So what are some of the solutions?…..
RCGP could allow GP trainees extra chance to pass CSA …
The RCGP has estimated that around 400 doctors are stuck in limbo after repeated failures to pass its MRCGP exam, prompting GP leaders to call for the college to ‘look again’ at the exam.
The figures were revealed in minutes seen by Pulse of a meeting between the college and campaigners working on behalf of many of these doctors.
They have been in talks around potential alternative routes to registration, such as further training and an alternative licensing assessment.
GP leaders – including the former RCGP chair – have called on the RCGP to look at reforming the training process.
But the RCGP has said that developing an alternative assessment model would not be cost effective and would require an overhaul of the current regulatory framework.
It follows the row over the differential pass rates between white and black and minority ethnic doctors taking the CSA, which led to the college undergoing a judicial review.
The court ruled the MRCGP was lawful but urged the RCGP to take action around the number of BME doctors and international medical graduates failing the exam.
Candidates are given four attempts to pass the exam, after which they are barred from taking it again – unless there are exceptional circumstances.
GP Dr Narveshwar Sinha has been working on behalf of around 100 of these doctors, and minutes from his meeting with the college seen by Pulse, discuss the number of doctors ‘who have not attained the MRCGP’ – which the college estimates as ‘possibly around 400.’
Dr Sinha has been calling for these trainees to have further supported training time before undertaking an alternative assessment to the MRCGP.
However the RCGP has said many of these doctors already have difficulty providing robust evidence of their clinical skills and knowledge for the existing ‘equivalence’ routes to registration, such as the Certificate of Eligibilty for GP Registration (CEGPR).
The college’s minutes state: ‘CEGPR is generally not intended for doctors who had not managed to attain MRCGP and that it is usually for already trained and experienced GPs from abroad.’
But Dr Sinha told Pulse: ‘These 400-500 doctors who are already here, why don’t we use them rather than struggling to find doctors from Europe, or India or wherever else?’
This comes after Pulse revealed NHS England was in talks with recruiters about a ‘pipeline’ of nearly 600 European GPs, who could come to the UK in the next three years as part of GP Forward View commitments to recruit 500 GPs from overseas.
RCGP chief examiner, Dr Pauline Foreman told Pulse while the College was sympathetic to the problem faced by the GPs Dr Sinha represents, they couldn’t reasonably overhaul the exam.

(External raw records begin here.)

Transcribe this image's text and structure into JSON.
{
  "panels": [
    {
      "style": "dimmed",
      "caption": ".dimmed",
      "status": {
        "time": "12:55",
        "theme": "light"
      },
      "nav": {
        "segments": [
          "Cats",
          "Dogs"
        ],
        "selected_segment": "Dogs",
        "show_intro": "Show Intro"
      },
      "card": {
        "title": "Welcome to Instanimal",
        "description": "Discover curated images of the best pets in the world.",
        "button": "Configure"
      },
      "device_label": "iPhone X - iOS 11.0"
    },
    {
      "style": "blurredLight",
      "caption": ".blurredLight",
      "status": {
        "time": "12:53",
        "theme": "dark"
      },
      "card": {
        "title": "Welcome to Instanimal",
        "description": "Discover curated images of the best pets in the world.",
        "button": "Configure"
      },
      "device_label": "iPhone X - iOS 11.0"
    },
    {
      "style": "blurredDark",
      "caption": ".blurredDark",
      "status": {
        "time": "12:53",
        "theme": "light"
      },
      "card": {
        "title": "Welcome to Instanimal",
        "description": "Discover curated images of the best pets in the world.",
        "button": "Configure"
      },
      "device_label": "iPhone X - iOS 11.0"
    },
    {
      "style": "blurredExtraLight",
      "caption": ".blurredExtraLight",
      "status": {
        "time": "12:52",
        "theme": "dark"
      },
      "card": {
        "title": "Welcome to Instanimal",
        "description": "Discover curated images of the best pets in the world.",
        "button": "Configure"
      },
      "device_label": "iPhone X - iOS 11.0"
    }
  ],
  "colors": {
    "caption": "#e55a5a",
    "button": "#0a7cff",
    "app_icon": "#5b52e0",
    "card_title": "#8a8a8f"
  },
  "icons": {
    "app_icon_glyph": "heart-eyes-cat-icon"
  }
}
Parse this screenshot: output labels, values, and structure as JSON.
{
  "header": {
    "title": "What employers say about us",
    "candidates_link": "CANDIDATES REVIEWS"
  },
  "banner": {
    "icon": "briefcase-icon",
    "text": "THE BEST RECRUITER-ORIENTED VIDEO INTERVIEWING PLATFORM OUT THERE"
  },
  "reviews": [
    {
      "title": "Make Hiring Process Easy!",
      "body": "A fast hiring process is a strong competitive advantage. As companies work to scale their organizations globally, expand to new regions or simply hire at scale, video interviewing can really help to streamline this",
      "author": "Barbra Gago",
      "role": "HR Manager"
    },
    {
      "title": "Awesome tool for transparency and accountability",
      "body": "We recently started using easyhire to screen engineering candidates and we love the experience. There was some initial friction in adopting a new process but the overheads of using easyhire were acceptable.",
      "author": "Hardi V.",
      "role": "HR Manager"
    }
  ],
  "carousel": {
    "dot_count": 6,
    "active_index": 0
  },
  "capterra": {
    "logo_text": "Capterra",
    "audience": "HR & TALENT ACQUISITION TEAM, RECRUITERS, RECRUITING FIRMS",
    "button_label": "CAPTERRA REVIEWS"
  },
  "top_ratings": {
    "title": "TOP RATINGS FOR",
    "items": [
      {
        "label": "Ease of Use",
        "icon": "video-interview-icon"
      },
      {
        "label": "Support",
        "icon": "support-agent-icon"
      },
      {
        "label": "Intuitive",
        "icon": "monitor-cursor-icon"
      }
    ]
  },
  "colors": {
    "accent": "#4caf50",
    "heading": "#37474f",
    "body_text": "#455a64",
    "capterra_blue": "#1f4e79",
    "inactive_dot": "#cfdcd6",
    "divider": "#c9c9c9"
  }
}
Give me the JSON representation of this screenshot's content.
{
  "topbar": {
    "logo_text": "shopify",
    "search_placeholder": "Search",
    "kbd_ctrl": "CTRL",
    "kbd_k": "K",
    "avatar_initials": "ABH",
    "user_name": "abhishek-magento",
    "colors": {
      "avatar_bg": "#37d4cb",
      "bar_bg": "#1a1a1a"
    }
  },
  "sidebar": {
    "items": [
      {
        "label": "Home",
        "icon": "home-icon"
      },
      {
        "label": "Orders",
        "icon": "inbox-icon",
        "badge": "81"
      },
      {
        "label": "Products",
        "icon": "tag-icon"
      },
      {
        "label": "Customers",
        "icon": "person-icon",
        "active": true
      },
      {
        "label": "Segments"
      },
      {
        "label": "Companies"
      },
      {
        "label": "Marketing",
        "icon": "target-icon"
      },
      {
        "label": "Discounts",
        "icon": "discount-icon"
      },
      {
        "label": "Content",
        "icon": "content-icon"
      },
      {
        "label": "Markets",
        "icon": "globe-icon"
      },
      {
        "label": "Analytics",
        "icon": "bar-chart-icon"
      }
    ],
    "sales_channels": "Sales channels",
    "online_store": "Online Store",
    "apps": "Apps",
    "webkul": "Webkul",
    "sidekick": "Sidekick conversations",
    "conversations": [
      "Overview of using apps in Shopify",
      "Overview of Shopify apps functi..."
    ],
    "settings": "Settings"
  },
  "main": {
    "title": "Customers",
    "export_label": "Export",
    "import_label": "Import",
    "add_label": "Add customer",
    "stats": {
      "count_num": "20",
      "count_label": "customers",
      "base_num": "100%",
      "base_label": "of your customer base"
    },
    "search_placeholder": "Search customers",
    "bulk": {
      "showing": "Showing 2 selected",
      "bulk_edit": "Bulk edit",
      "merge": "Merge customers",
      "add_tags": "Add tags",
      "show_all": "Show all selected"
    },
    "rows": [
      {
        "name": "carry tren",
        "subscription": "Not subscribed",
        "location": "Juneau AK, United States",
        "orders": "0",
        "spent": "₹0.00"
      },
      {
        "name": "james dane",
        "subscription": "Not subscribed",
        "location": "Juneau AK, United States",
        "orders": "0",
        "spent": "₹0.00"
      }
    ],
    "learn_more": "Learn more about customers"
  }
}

Dr Foreman said: ‘We explained to Dr Sinha that his proposal is not deliverable within the current legal regulatory framework, and that many of the changes required to enable it are not within the remit of the College.
She added ‘it would not be reasonable or proportionate’ for the College to develop a new licensing exam ‘for the small group of doctors who are unable to reach the standards’.
But former RCGP chair Dr Clare Gerada told Pulse she agreed the GPs could help the workforce crisis, and – while she didn’t think the CSA was discriminatory – the ‘whole process of working in the NHS disadvantages overseas doctors.’
Dr Gerada said: ‘I do think we should look again at alternative routes to MRCGP. Not letting people in who are not good enough, absolutely not. But we should be looking at alternative spaces where these GPs can work.’
Dr Krishna Kasaraneni, chair of the GPC’s education, training and workforce subcommittee, said: ‘We’re set on the mindset that an exam proves somebody’s competence, the exam proves you can perform in that exam. Certain aspects overlap with competence, but because they’ve passed an exam doesn’t make them a good GP, and failing doesn’t make you a bad GP.’
‘What we need to be able to do is to train GPs in an atmosphere where they get proper training in general practice from day one, rather than identifying problems when they’ve failed the exam a few times.’